Week 36

Describe a friend of yours. A good friend. Guess Who board game Are they honourable? Would they step in and defend an old lady being harassed on a bus? Or are they devious? Slip an extra biscuit out of the tin? Are they lazy? Committed? Name a physical habit of theirs. Is there a phrase they repeat? When they sneeze, do they blast saliva molecules over the surrounding area, or do they pinch their nose and squeak?

In the past I’ve been asked to write yearbook entries for some of my best friends, and come up with nothing. A friend once asked me to write her profile for a dating site, and I was stumped. Did she like museums and walks in the park? I had no idea.

Now describe you. What do you look like? What do you think you look like? What stuff do you like? What’s your favourite... book? Film? What one album reflects everything you are? What three words sum you up? What skills can you bring to the job? Look down at yourself. Your stained shirt. The roll your stomach makes over the top of your trousers. The scar on your left hand. Tell me about yourself. Start with your values. What do you even stand for?

Hard, isn’t it?

It's the same with my characters. I understand them (one started off life based on me), and I need them to do certain things, but I'm not sure I see them for what they are. When I interrogate them for answers as to what happens next, they just look back at me blankly.

I went to Storywarp last week, and was struck by something someone said in response to a comment made by Rhianna Pratchett, a scriptwriter for video games. They were surprised she'd referred to something called a "blank-slate character" - so important in first-person video games - and did not think something "blank-slate" could be classified as a "character". It was as if characters had to be bundled full of meaning, substance, and, well, characteristics, if they were to exist at all.

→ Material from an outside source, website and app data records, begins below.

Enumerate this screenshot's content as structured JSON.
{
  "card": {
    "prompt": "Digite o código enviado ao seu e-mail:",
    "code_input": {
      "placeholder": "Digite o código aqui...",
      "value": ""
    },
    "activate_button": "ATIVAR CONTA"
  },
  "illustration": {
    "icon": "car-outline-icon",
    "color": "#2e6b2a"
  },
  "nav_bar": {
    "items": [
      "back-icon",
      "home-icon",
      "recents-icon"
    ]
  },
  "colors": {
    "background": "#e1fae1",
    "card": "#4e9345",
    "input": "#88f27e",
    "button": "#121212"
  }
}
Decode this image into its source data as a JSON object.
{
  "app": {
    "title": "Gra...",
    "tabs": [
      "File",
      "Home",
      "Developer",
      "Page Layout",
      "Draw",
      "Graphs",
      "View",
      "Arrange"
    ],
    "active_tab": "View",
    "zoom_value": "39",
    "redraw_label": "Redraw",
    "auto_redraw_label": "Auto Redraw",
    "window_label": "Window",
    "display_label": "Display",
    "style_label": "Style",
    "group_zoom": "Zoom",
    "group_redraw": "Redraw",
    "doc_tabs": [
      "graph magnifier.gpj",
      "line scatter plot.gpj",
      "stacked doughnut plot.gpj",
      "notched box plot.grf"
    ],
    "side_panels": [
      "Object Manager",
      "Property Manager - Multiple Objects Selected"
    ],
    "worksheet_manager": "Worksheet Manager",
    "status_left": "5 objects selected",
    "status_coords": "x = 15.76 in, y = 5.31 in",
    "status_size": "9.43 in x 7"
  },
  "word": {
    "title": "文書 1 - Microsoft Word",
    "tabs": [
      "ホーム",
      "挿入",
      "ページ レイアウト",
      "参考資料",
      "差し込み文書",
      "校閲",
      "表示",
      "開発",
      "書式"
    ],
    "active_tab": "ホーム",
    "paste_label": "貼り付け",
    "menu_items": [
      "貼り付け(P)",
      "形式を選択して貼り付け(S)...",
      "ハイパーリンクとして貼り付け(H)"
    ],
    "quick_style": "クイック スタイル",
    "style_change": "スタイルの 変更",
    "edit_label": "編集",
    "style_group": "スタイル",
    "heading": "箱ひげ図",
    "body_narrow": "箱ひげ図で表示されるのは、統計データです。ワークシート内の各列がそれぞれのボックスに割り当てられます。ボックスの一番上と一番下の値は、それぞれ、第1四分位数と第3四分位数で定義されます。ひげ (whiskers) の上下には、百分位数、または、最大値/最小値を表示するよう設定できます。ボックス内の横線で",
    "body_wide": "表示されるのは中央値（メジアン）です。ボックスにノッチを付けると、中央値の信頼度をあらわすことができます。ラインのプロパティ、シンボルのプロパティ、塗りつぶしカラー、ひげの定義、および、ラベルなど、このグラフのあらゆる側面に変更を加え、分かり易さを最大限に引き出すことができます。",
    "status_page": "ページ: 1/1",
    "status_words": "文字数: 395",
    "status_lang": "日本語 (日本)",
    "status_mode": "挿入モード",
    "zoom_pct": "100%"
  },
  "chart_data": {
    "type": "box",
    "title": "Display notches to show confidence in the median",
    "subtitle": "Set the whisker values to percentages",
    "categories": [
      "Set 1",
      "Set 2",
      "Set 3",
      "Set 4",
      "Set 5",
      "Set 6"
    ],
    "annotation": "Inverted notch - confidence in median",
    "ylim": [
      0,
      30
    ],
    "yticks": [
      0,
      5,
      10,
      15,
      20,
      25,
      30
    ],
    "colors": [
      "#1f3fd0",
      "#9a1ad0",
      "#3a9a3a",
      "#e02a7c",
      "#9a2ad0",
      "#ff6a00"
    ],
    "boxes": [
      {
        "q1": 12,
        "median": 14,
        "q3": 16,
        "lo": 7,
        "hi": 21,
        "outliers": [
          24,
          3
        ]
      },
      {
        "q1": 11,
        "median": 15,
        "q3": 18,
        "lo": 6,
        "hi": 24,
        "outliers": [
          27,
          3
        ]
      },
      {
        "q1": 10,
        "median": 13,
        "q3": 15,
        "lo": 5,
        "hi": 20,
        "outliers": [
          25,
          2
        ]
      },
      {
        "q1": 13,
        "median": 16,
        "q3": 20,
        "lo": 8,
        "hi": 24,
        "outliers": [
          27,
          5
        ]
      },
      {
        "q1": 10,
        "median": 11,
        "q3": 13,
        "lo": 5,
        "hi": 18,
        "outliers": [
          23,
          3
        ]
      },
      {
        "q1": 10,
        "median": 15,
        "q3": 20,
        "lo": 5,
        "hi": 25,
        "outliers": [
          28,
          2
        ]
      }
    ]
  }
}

My response was immediate; surely blank-slate characters exist. Look at Nicholas Nickleby - wet as all get out. What does he add to the story named after him? Early novels in the Bildungsroman tradition often had a central character who was important not so much for the things he did, but for the things he didn't do, the things that happened to him. Rousseau explains his theories of education deliberately using Emile as a blank slate;Wilhelm Meister walks around eighteenth-century Germany in a kind of daze; and Nick Carraway is a witness only to the enigmatic and absent Gatsby.

Then I stopped being so pretentious and thought, of course there's such a thing as a blank-slate character. You walk around with one all the time. It's you.

Some of my characters are inspired by people I know, and it's hard not to fall in the trap of trying to get that unique and changeable host of characteristics down on paper. This character needs to do xyz, but, he's more complex than that. Or, she wouldn't say that. And that's laudable: people are hard to pin down, they're not stereotypes, not flat and one-dimensional. But holding her tongue because that's in line with her character, so she can mooch about it all night instead, chapters and chapters worth of tedious ramblings, before finally something happens to put her in the same position I needed her to be in 56 pages ago? Booo-ring.

Trying to write so-called "realistic" characters - ones with all the contradictory whims, habits and beliefs of the people you know - is impossible. It gets you nowhere.

Storywarp reminded me that a lot of drama is rooted in character, and that I hadn't been paying enough attention to it. It also showed me that I had to get rid of this notion of doing justice to the complex characters I walk around with, and am, every day.

Character isn't an everyday experience. Characters don't form themselves simply and clearly in our minds. They are a constant fiction, something we have to work at, to make it seem like we are consistent, identifiable, that at any point someone could pick us out of a crowd.

Like every layer of a novel, there's a lot of art that goes into creating character. Each one should not aim to be uniquely identifiable, but do its job, add to the story. Action = character, after all.

Drama, on the other hand, takes not just the script but the perfomance into account. Every actor playing Hamlet has to decide how to play him: as a petulant, spoilt boy, or as a wounded, haunted man. You have to give him an angle. Is Lear sinning or sinned against? The play leaves it open, but every member of the audience goes away with an opinion on way or another.

I've quoted Robert McKee on archetypes before, but it really made me stop and re-read it a few times when I first came across it. Is he really saying that successful characters are archetypal first, and characteristic second? To start with specifics, in McKee's words, is to risk writing "narrow, culture-specific experience" and dress it "in stale, nonspecific generalities" (The Story, p.4).

At first, the advice to write archetypes to avoid stereotypes seems counter-intuitive. But McKee is saying you’ve got to take a real-life character and smooth out its fuzzy lines, harden its edges, fictionalise it. There's no point worrying that Aunt Emily wouldn't go out in such weather - get her out there. What'd change her mind? What'd make her put her dressing gown on and venture outside?

In other words, exaggerate characters. Don't minimise them. It’s the only way to get them moving - you can make it more subtle in the edit.

Word count this week: 6,836* Total word count: 68,871 First draft: 58,855

* Word count is high this week because as well as finishing section three I also planned the next section, tidied up my notes and added some old ideas that still work. THAT'S NOT CHEATING! The first draft is simply catching up with my total word count. Ahem.